Most Active Stories
- Scenic Rail Planned for Northern Berkshires, But Work Remains
- Prof. Nancy Prideaux, University of Texas Austin – Logistics of Black Friday
- Two NYS Legislators Look To Regulate E-Cigarettes
- Mayor-Elect, City Leaders Call For Verizon FIOS In Albany
- MTA Police Identify Passengers Who Died In Metro-North Train Derailment
New England News
Fri March 15, 2013
Mass. Secretary of Public Safety Makes First Stop in Berkshires
Massachusetts’ new Secretary of Public Safety began a tour of the commonwealth today with a stop in Lenox to meet with public safety officials from several Berkshire County communities.

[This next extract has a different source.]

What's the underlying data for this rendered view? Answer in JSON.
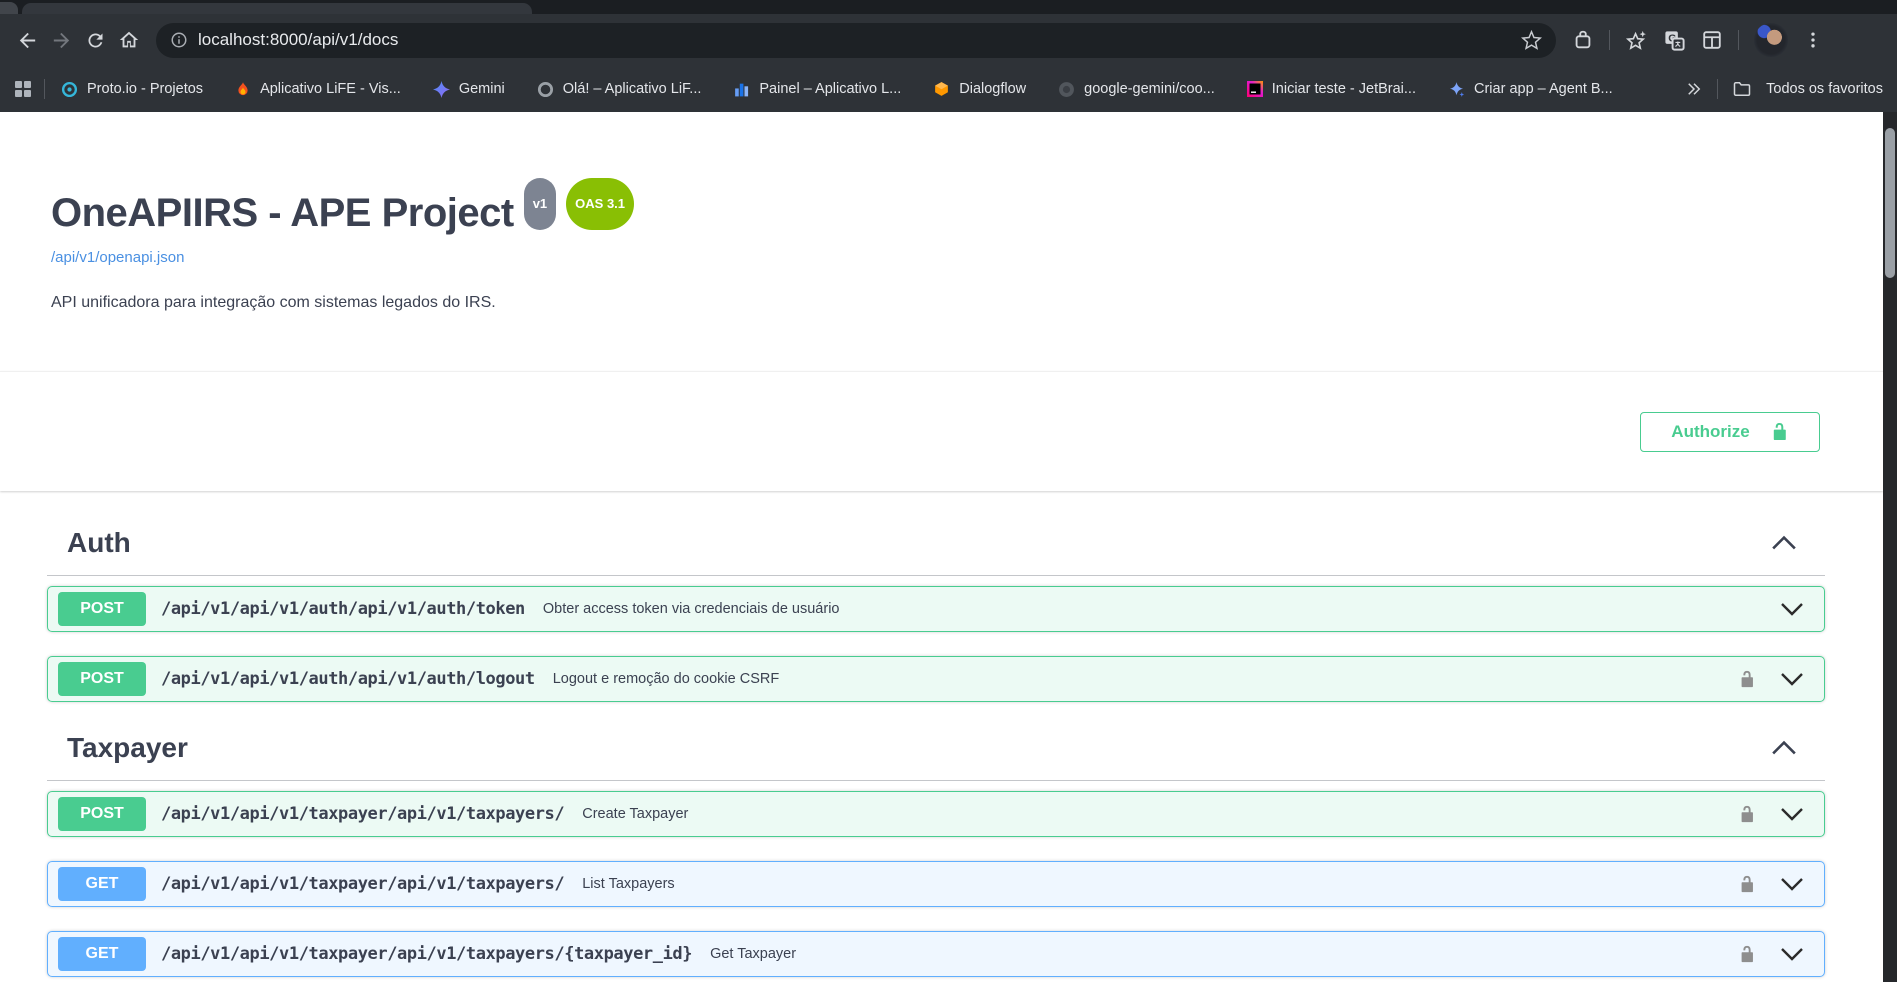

Recently appointed Public Safety Secretary Andrea Cabral visited with members of the public including lawmakers, building inspectors, fire chiefs, and law enforcement from across Berkshire County at the Lenox town hall.
Cabral, a former sheriff of Suffolk County, said in listening to concerns from the public she learned a great deal about the Berkshires.

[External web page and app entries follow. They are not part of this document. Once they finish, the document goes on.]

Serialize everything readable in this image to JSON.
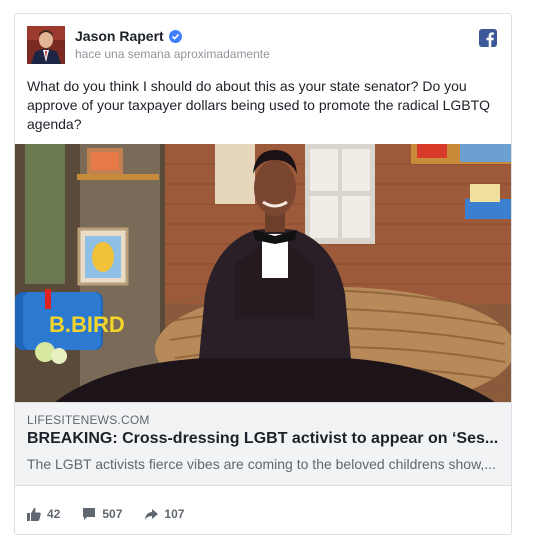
{
  "post": {
    "author": "Jason Rapert",
    "timestamp": "hace una semana aproximadamente",
    "text": "What do you think I should do about this as your state senator? Do you approve of your taxpayer dollars being used to promote the radical LGBTQ agenda?",
    "platform_icon": "facebook-icon",
    "verified_icon": "verified-badge-icon"
  },
  "link": {
    "domain": "LIFESITENEWS.COM",
    "title": "BREAKING: Cross-dressing LGBT activist to appear on ‘Ses...",
    "description": "The LGBT activists fierce vibes are coming to the beloved childrens show,...",
    "photo_sign_text": "B.BIRD"
  },
  "stats": {
    "likes": "42",
    "comments": "507",
    "shares": "107"
  },
  "colors": {
    "facebook_blue": "#3b5998",
    "verified_blue": "#4080ff",
    "text_primary": "#1d2129",
    "text_secondary": "#606770"
  }
}
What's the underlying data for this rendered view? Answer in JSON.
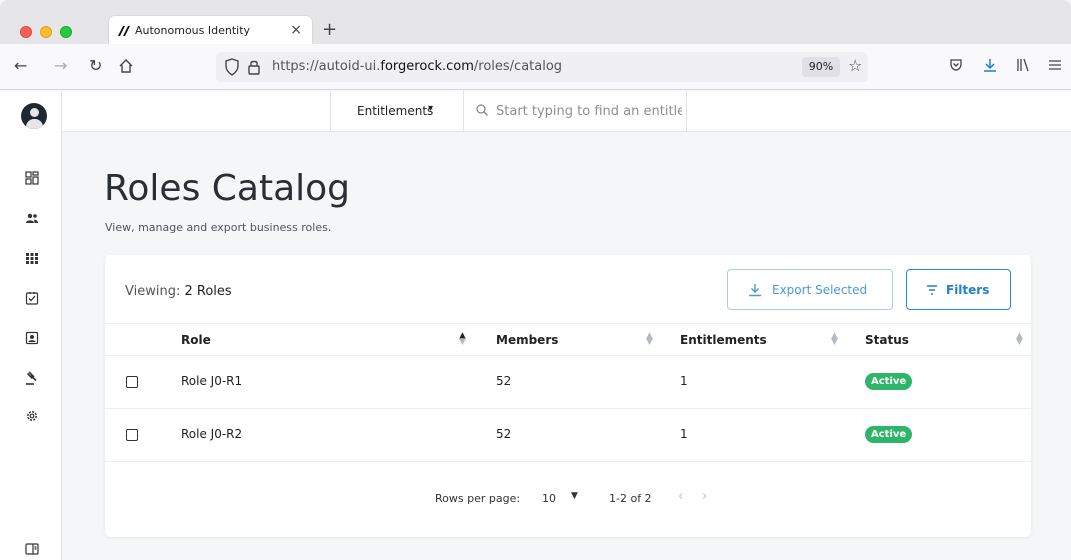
{
  "browser": {
    "tab_title": "Autonomous Identity",
    "url_prefix": "https://autoid-ui.",
    "url_host": "forgerock.com",
    "url_path": "/roles/catalog",
    "zoom": "90%"
  },
  "topbar": {
    "dropdown_label": "Entitlements",
    "search_placeholder": "Start typing to find an entitlement"
  },
  "page": {
    "title": "Roles Catalog",
    "subtitle": "View, manage and export business roles."
  },
  "card": {
    "viewing_label": "Viewing:",
    "viewing_count": "2 Roles",
    "export_label": "Export Selected",
    "filters_label": "Filters"
  },
  "table": {
    "columns": [
      "Role",
      "Members",
      "Entitlements",
      "Status"
    ],
    "rows": [
      {
        "role": "Role J0-R1",
        "members": "52",
        "entitlements": "1",
        "status": "Active"
      },
      {
        "role": "Role J0-R2",
        "members": "52",
        "entitlements": "1",
        "status": "Active"
      }
    ]
  },
  "pagination": {
    "rows_per_page_label": "Rows per page:",
    "rows_per_page": "10",
    "range": "1-2 of 2"
  },
  "colors": {
    "accent": "#1f7fd0",
    "status_active": "#2fb56a"
  }
}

During the two-hour discussion, a wide variety of issues and needs for state funding were presented to Cabral.
Lenox fire chief Dan Clifford suggested that more online training be offered to volunteer fire departments.

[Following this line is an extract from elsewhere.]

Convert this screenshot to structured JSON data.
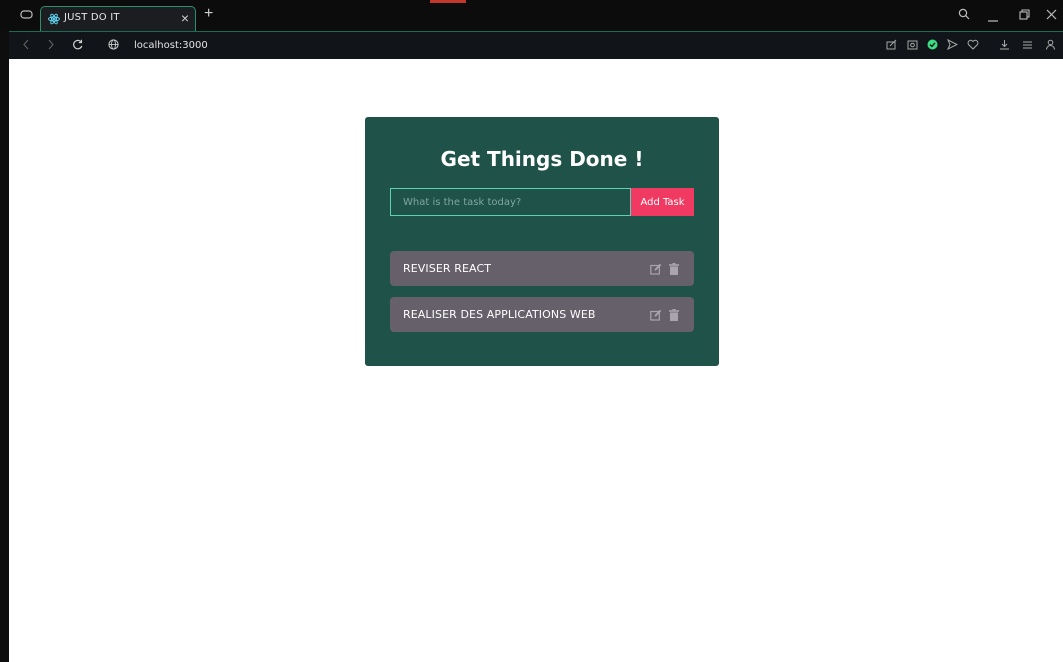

Pittsfield police chief Michael Wynn spoke to the secretary, as well as all members of the Berkshire legislative delegation, about the need he sees for police departments in neighboring communities to work more closely to detain pursued, suspected criminals who pass over town lines without mutual aid agreements.
Wynn said that this would prevent a complicated “patchwork” of mutual aid agreements among the many small Berkshire communities.
The theme of regionalization and community cooperation was also echoed by Berkshire District Attorney David Capeless. Capeless spoke of the success of the county-wide Berkshire County Drug Task Force, which since 2007 has had its state funding cut through tight budget years during the recession. Capeless spoke about need to restore funding to beyond 2007 levels to expand what is now called the Berkshire Law Enforcement Task Force.
Others, including building inspectors, discussed issues involving online permitting, and how some small towns including West Stockbridge, have difficulty paying a state fee for maintaining online permitting information.
After the discussion, Secretary Cabral brainstormed on how small Berkshire towns might be able to gain more access to federal grants to assist in matters of public safety, especially if the program is more likely to be awarded to a larger city.
Secretary Cabral will continue meeting with public safety officials in other regions of Massachusetts.